→ TASK INSTRUCTIONS: Return all the lines below exactly as written. Drop every picture.

→ PROVIDED INFORMATION:
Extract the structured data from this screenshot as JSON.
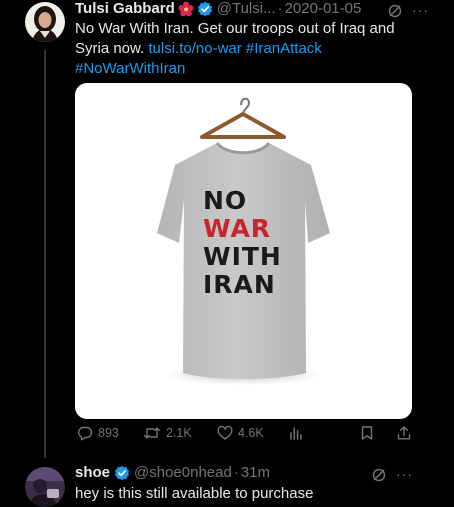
{
  "tweet": {
    "author_name": "Tulsi Gabbard",
    "author_handle": "@Tulsi...",
    "date_sep": "·",
    "date": "2020-01-05",
    "text_line1": "No War With Iran. Get our troops out of Iraq and",
    "text_line2_prefix": "Syria now.",
    "link": "tulsi.to/no-war",
    "hashtag1": "#IranAttack",
    "hashtag2": "#NoWarWithIran",
    "more": "···",
    "shirt_text": [
      "NO",
      "WAR",
      "WITH",
      "IRAN"
    ],
    "actions": {
      "replies": "893",
      "retweets": "2.1K",
      "likes": "4.6K"
    }
  },
  "reply": {
    "author_name": "shoe",
    "author_handle": "@shoe0nhead",
    "time_sep": "·",
    "time": "31m",
    "text": "hey is this still available to purchase",
    "more": "···"
  },
  "colors": {
    "background": "#000000",
    "text": "#e7e9ea",
    "muted": "#71767b",
    "link": "#1d9bf0",
    "verified": "#1d9bf0",
    "shirt_red": "#c8242b"
  }
}
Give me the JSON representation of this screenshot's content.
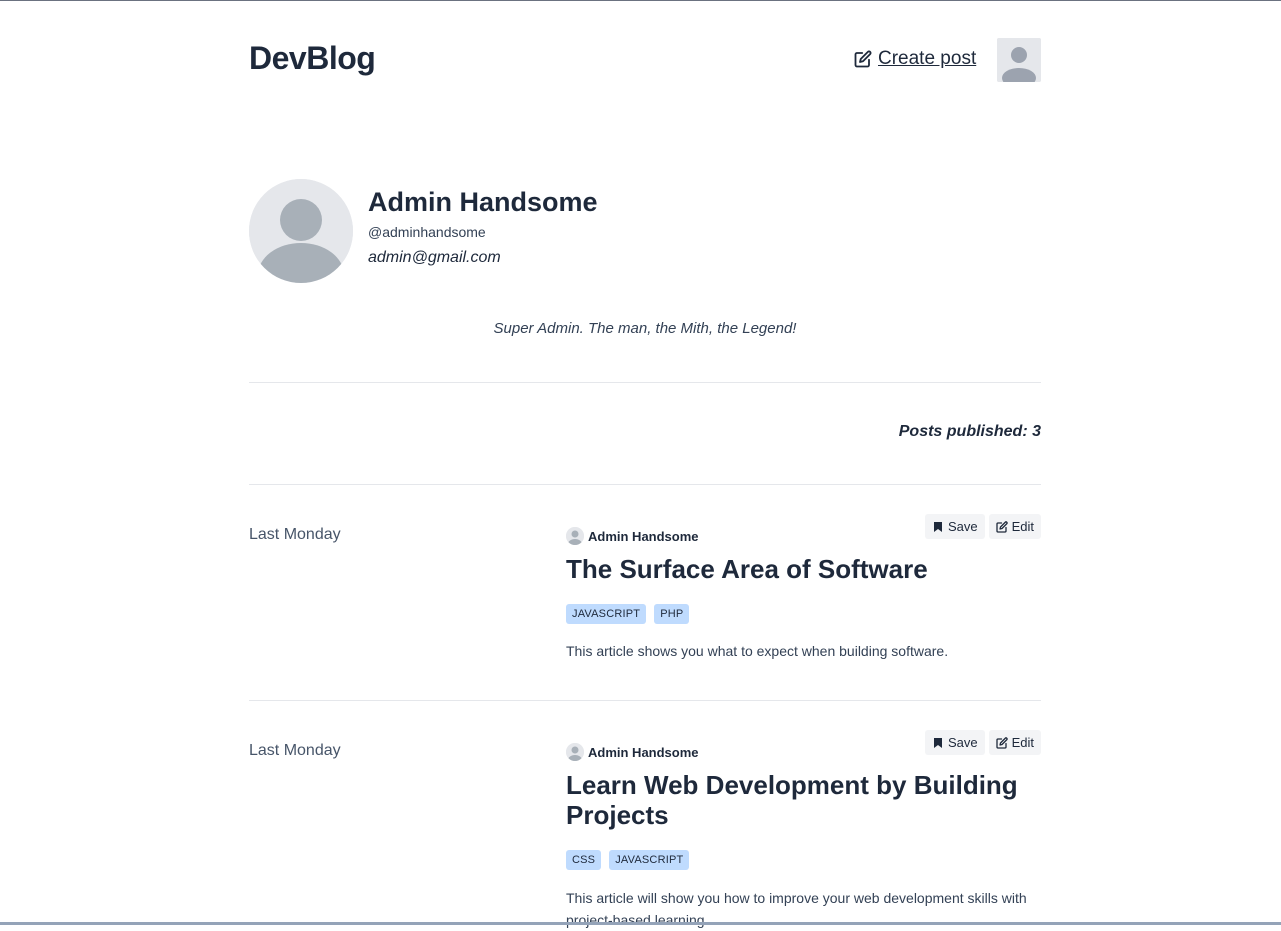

→ RESPONSE TO THE EXERCISE:
Extract the structured data from this screenshot as JSON.
{
  "tweet": {
    "author_name": "Tulsi Gabbard",
    "author_handle": "@Tulsi...",
    "date_sep": "·",
    "date": "2020-01-05",
    "text_line1": "No War With Iran. Get our troops out of Iraq and",
    "text_line2_prefix": "Syria now.",
    "link": "tulsi.to/no-war",
    "hashtag1": "#IranAttack",
    "hashtag2": "#NoWarWithIran",
    "more": "···",
    "shirt_text": [
      "NO",
      "WAR",
      "WITH",
      "IRAN"
    ],
    "actions": {
      "replies": "893",
      "retweets": "2.1K",
      "likes": "4.6K"
    }
  },
  "reply": {
    "author_name": "shoe",
    "author_handle": "@shoe0nhead",
    "time_sep": "·",
    "time": "31m",
    "text": "hey is this still available to purchase",
    "more": "···"
  },
  "colors": {
    "background": "#000000",
    "text": "#e7e9ea",
    "muted": "#71767b",
    "link": "#1d9bf0",
    "verified": "#1d9bf0",
    "shirt_red": "#c8242b"
  }
}
Give me the JSON representation of this screenshot's content.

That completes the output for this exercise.